Filter the records below, keeping only lines with the string "materiais".

> **DATA FOR THIS EXERCISE**:
▼
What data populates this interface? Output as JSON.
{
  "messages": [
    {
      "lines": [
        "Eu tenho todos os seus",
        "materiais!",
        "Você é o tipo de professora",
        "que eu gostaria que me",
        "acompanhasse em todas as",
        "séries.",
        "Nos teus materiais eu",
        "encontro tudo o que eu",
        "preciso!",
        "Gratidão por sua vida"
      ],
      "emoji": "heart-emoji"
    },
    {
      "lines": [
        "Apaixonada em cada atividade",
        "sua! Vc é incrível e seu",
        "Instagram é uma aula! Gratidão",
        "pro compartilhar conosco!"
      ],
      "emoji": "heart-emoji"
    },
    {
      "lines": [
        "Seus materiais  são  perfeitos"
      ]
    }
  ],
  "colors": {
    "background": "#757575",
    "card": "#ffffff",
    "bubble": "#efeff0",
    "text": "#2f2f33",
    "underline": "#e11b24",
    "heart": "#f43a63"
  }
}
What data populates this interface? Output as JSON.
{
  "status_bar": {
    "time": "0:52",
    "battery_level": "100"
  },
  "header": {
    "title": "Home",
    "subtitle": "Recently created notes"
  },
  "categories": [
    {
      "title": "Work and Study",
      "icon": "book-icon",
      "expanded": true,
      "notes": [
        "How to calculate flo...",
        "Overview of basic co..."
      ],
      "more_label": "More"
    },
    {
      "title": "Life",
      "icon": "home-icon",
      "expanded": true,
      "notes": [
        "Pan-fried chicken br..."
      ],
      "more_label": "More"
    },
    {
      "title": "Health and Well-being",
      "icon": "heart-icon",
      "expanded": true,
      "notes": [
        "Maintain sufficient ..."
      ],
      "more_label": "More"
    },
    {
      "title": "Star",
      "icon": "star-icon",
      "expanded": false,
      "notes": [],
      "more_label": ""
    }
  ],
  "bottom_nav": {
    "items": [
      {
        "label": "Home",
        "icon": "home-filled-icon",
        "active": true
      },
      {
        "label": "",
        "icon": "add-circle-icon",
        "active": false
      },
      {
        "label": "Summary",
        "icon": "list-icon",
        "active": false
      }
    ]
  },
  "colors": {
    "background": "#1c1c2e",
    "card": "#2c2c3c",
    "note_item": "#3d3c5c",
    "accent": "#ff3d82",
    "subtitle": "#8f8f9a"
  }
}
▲
> **RESULT FOR THIS TASK**:
        "materiais!",
        "Nos teus materiais eu",
        "Seus materiais  são  perfeitos"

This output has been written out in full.